“Applications and Implications of the Twenty-fifth Amendment,” 47 Hous. L. Rev. 1 (2010)
“Houston” is the first word of today’s Address—as it was the first word ever spoken on the lunar surface. This city, the moon, and the specific topic of today’s Address—the Twenty-fifth Amendment—are interconnected. Let me begin by tracing these interconnections. With apologies to Neil Armstrong, I will need to take more than “one small step,” but not much more. When Apollo 11 touched down on the moon, Neil Armstrong immediately relayed the news: “Houston, Tranquility Base here.

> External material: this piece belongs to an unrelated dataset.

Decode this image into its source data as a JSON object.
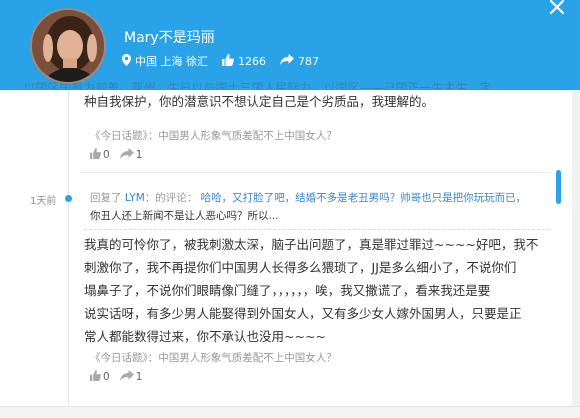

The Eagle has landed.” The NASA program had achieved its amazing objective of landing a man on the moon in the decade of the 1960s—an objective defined in 1961 by President John Kennedy and pursued after Kennedy’s death by his Vice- President-turned-President, Lyndon Johnson. The two NASA space centers at the heart of this amazing project bear the names of these two Presidents: the Kennedy Space Center in Florida and the Johnson Space Center here in Houston. These extraordinary space centers, however, are hardly the only legacy of the Kennedy- Johnson years. The very transition from Kennedy to Johnson, a transition occasioned by the shocking events in another Texas city, precipitated a constitutional amendment in 1967 aimed at smoothing out the wrinkles in the constitutional fabric of presidential succession. That amendment provides the main topic for today’s Address.

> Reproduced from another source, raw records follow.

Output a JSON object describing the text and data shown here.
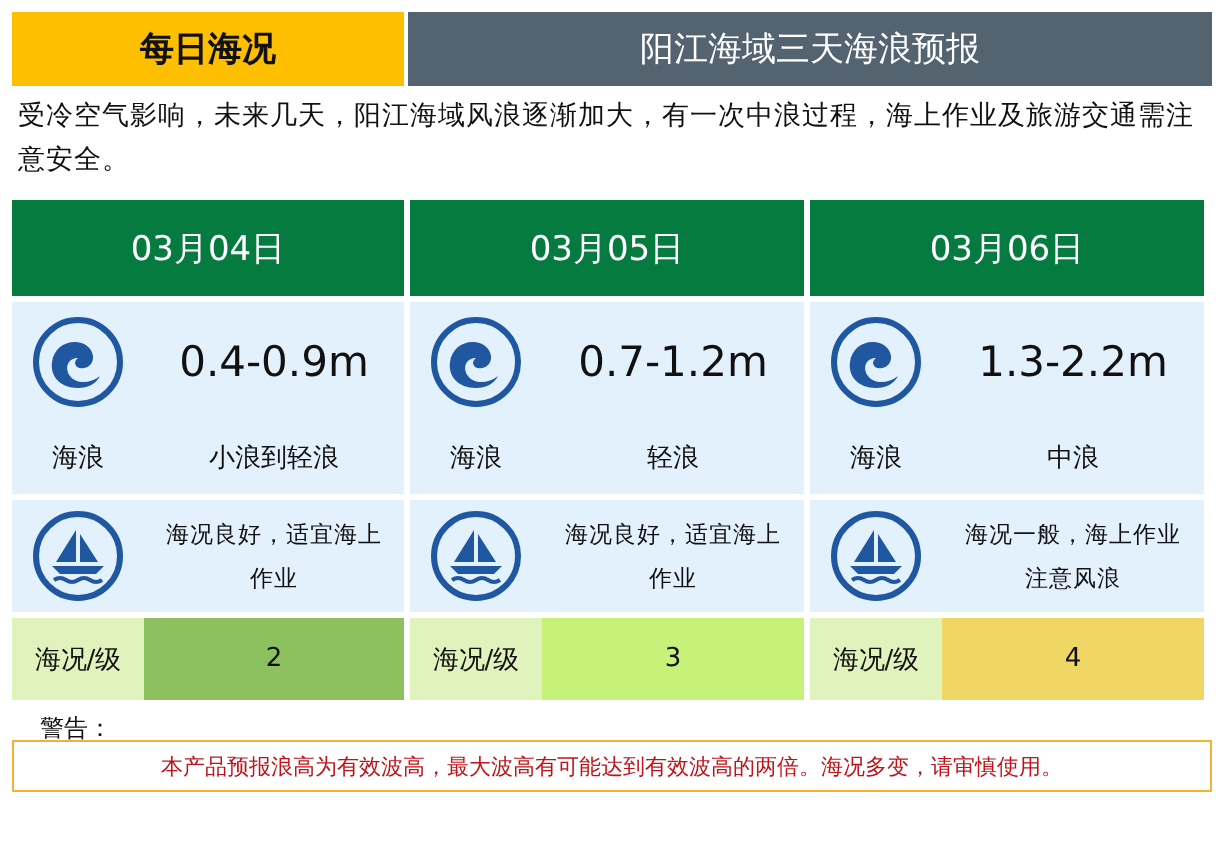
{
  "header": {
    "tab": "每日海况",
    "title": "阳江海域三天海浪预报"
  },
  "summary": "受冷空气影响，未来几天，阳江海域风浪逐渐加大，有一次中浪过程，海上作业及旅游交通需注意安全。",
  "days": [
    {
      "date": "03月04日",
      "wave_height": "0.4-0.9m",
      "wave_label": "海浪",
      "wave_grade": "小浪到轻浪",
      "advice": "海况良好，适宜海上作业",
      "level_label": "海况/级",
      "level_value": "2",
      "color": "#8dc15f"
    },
    {
      "date": "03月05日",
      "wave_height": "0.7-1.2m",
      "wave_label": "海浪",
      "wave_grade": "轻浪",
      "advice": "海况良好，适宜海上作业",
      "level_label": "海况/级",
      "level_value": "3",
      "color": "#c6f27a"
    },
    {
      "date": "03月06日",
      "wave_height": "1.3-2.2m",
      "wave_label": "海浪",
      "wave_grade": "中浪",
      "advice": "海况一般，海上作业注意风浪",
      "level_label": "海况/级",
      "level_value": "4",
      "color": "#f0d765"
    }
  ],
  "warning": {
    "label": "警告：",
    "text": "本产品预报浪高为有效波高，最大波高有可能达到有效波高的两倍。海况多变，请审慎使用。"
  }
}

Date of Authorship for this Version
Amar, Akhil Reed, "Applications and Implications of the Twenty-fifth Amendment" (2010). Faculty Scholarship Series. Paper 786.